Among the entries below, how many lines hold the word "helmet"? Reply with the number only.

══════════

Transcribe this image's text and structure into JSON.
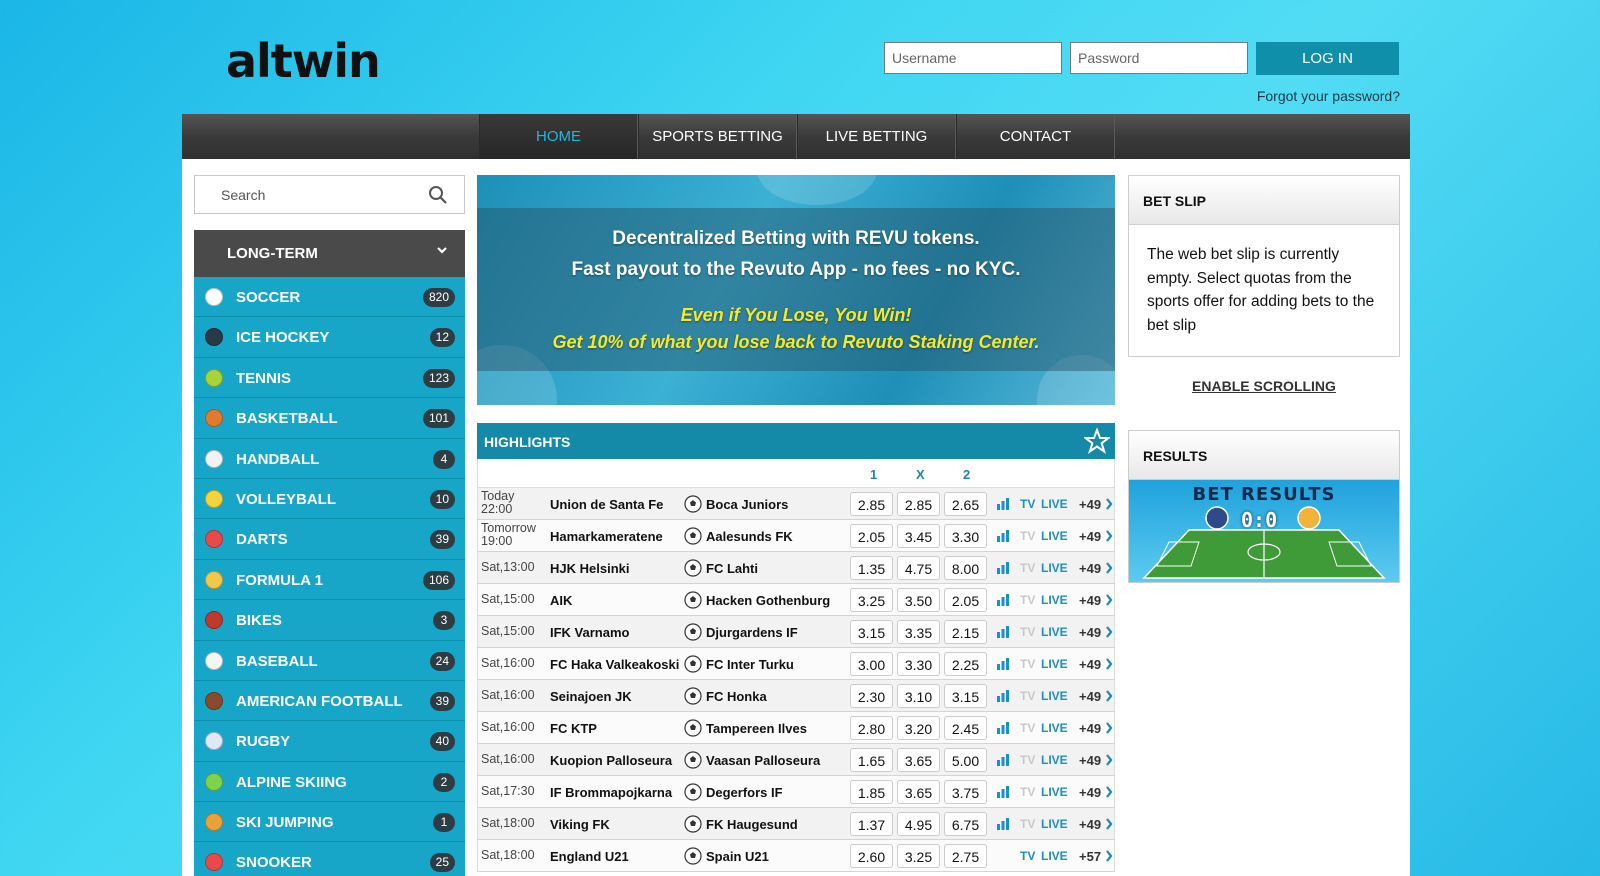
{
  "brand": {
    "logo": "altwin"
  },
  "login": {
    "username_placeholder": "Username",
    "password_placeholder": "Password",
    "login_label": "LOG IN",
    "forgot_label": "Forgot your password?"
  },
  "nav": {
    "items": [
      {
        "label": "HOME",
        "active": true
      },
      {
        "label": "SPORTS BETTING",
        "active": false
      },
      {
        "label": "LIVE BETTING",
        "active": false
      },
      {
        "label": "CONTACT",
        "active": false
      }
    ]
  },
  "sidebar": {
    "search_placeholder": "Search",
    "section_label": "LONG-TERM",
    "sports": [
      {
        "name": "SOCCER",
        "count": "820",
        "icon": "soccer-ball-icon",
        "color": "#ffffff"
      },
      {
        "name": "ICE HOCKEY",
        "count": "12",
        "icon": "hockey-puck-icon",
        "color": "#2a3a44"
      },
      {
        "name": "TENNIS",
        "count": "123",
        "icon": "tennis-ball-icon",
        "color": "#a7d43a"
      },
      {
        "name": "BASKETBALL",
        "count": "101",
        "icon": "basketball-icon",
        "color": "#e07a2c"
      },
      {
        "name": "HANDBALL",
        "count": "4",
        "icon": "handball-icon",
        "color": "#f2f2f2"
      },
      {
        "name": "VOLLEYBALL",
        "count": "10",
        "icon": "volleyball-icon",
        "color": "#f5d33b"
      },
      {
        "name": "DARTS",
        "count": "39",
        "icon": "dartboard-icon",
        "color": "#e84a4a"
      },
      {
        "name": "FORMULA 1",
        "count": "106",
        "icon": "helmet-icon",
        "color": "#f1c84a"
      },
      {
        "name": "BIKES",
        "count": "3",
        "icon": "motorbike-helmet-icon",
        "color": "#c0392b"
      },
      {
        "name": "BASEBALL",
        "count": "24",
        "icon": "baseball-icon",
        "color": "#f5f5f5"
      },
      {
        "name": "AMERICAN FOOTBALL",
        "count": "39",
        "icon": "american-football-icon",
        "color": "#8b4a2b"
      },
      {
        "name": "RUGBY",
        "count": "40",
        "icon": "rugby-ball-icon",
        "color": "#dfe9f5"
      },
      {
        "name": "ALPINE SKIING",
        "count": "2",
        "icon": "skiing-icon",
        "color": "#7fd34a"
      },
      {
        "name": "SKI JUMPING",
        "count": "1",
        "icon": "ski-jumping-icon",
        "color": "#e8a23a"
      },
      {
        "name": "SNOOKER",
        "count": "25",
        "icon": "snooker-icon",
        "color": "#e84a4a"
      }
    ]
  },
  "banner": {
    "line1": "Decentralized Betting with REVU tokens.",
    "line2": "Fast payout to the Revuto App - no fees - no KYC.",
    "line3": "Even if You Lose, You Win!",
    "line4": "Get 10% of what you lose back to Revuto Staking Center."
  },
  "highlights": {
    "title": "HIGHLIGHTS",
    "col1": "1",
    "colx": "X",
    "col2": "2",
    "matches": [
      {
        "time": "Today\n22:00",
        "home": "Union de Santa Fe",
        "away": "Boca Juniors",
        "o1": "2.85",
        "ox": "2.85",
        "o2": "2.65",
        "tv": "TV",
        "tv_active": true,
        "live": "LIVE",
        "more": "+49",
        "stats": true
      },
      {
        "time": "Tomorrow\n19:00",
        "home": "Hamarkameratene",
        "away": "Aalesunds FK",
        "o1": "2.05",
        "ox": "3.45",
        "o2": "3.30",
        "tv": "TV",
        "tv_active": false,
        "live": "LIVE",
        "more": "+49",
        "stats": true
      },
      {
        "time": "Sat,13:00",
        "home": "HJK Helsinki",
        "away": "FC Lahti",
        "o1": "1.35",
        "ox": "4.75",
        "o2": "8.00",
        "tv": "TV",
        "tv_active": false,
        "live": "LIVE",
        "more": "+49",
        "stats": true
      },
      {
        "time": "Sat,15:00",
        "home": "AIK",
        "away": "Hacken Gothenburg",
        "o1": "3.25",
        "ox": "3.50",
        "o2": "2.05",
        "tv": "TV",
        "tv_active": false,
        "live": "LIVE",
        "more": "+49",
        "stats": true
      },
      {
        "time": "Sat,15:00",
        "home": "IFK Varnamo",
        "away": "Djurgardens IF",
        "o1": "3.15",
        "ox": "3.35",
        "o2": "2.15",
        "tv": "TV",
        "tv_active": false,
        "live": "LIVE",
        "more": "+49",
        "stats": true
      },
      {
        "time": "Sat,16:00",
        "home": "FC Haka Valkeakoski",
        "away": "FC Inter Turku",
        "o1": "3.00",
        "ox": "3.30",
        "o2": "2.25",
        "tv": "TV",
        "tv_active": false,
        "live": "LIVE",
        "more": "+49",
        "stats": true
      },
      {
        "time": "Sat,16:00",
        "home": "Seinajoen JK",
        "away": "FC Honka",
        "o1": "2.30",
        "ox": "3.10",
        "o2": "3.15",
        "tv": "TV",
        "tv_active": false,
        "live": "LIVE",
        "more": "+49",
        "stats": true
      },
      {
        "time": "Sat,16:00",
        "home": "FC KTP",
        "away": "Tampereen Ilves",
        "o1": "2.80",
        "ox": "3.20",
        "o2": "2.45",
        "tv": "TV",
        "tv_active": false,
        "live": "LIVE",
        "more": "+49",
        "stats": true
      },
      {
        "time": "Sat,16:00",
        "home": "Kuopion Palloseura",
        "away": "Vaasan Palloseura",
        "o1": "1.65",
        "ox": "3.65",
        "o2": "5.00",
        "tv": "TV",
        "tv_active": false,
        "live": "LIVE",
        "more": "+49",
        "stats": true
      },
      {
        "time": "Sat,17:30",
        "home": "IF Brommapojkarna",
        "away": "Degerfors IF",
        "o1": "1.85",
        "ox": "3.65",
        "o2": "3.75",
        "tv": "TV",
        "tv_active": false,
        "live": "LIVE",
        "more": "+49",
        "stats": true
      },
      {
        "time": "Sat,18:00",
        "home": "Viking FK",
        "away": "FK Haugesund",
        "o1": "1.37",
        "ox": "4.95",
        "o2": "6.75",
        "tv": "TV",
        "tv_active": false,
        "live": "LIVE",
        "more": "+49",
        "stats": true
      },
      {
        "time": "Sat,18:00",
        "home": "England U21",
        "away": "Spain U21",
        "o1": "2.60",
        "ox": "3.25",
        "o2": "2.75",
        "tv": "TV",
        "tv_active": true,
        "live": "LIVE",
        "more": "+57",
        "stats": false
      }
    ]
  },
  "betslip": {
    "title": "BET SLIP",
    "message": "The web bet slip is currently empty. Select quotas from the sports offer for adding bets to the bet slip",
    "enable_scrolling": "ENABLE SCROLLING"
  },
  "results": {
    "title": "RESULTS",
    "image_title": "BET RESULTS",
    "image_score": "0:0"
  },
  "colors": {
    "accent": "#148aa8",
    "sidebar": "#17a6c8",
    "nav": "#3a3a3a",
    "highlight_active": "#24b6dc"
  }
}
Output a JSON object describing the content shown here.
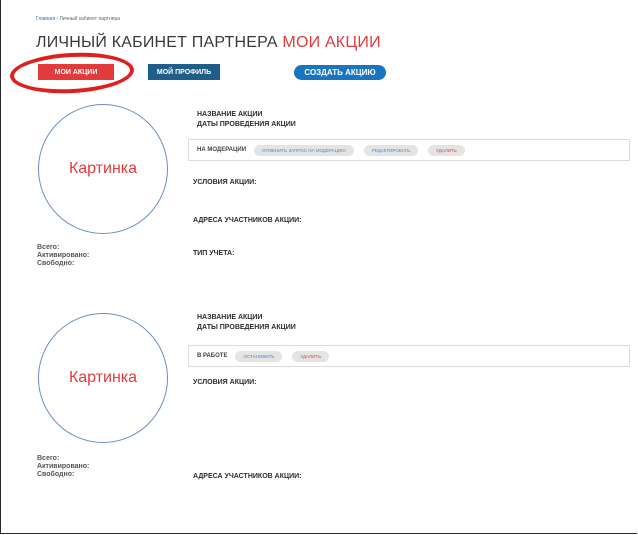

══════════

(SOLUTION TO THIS EXERCISE)
2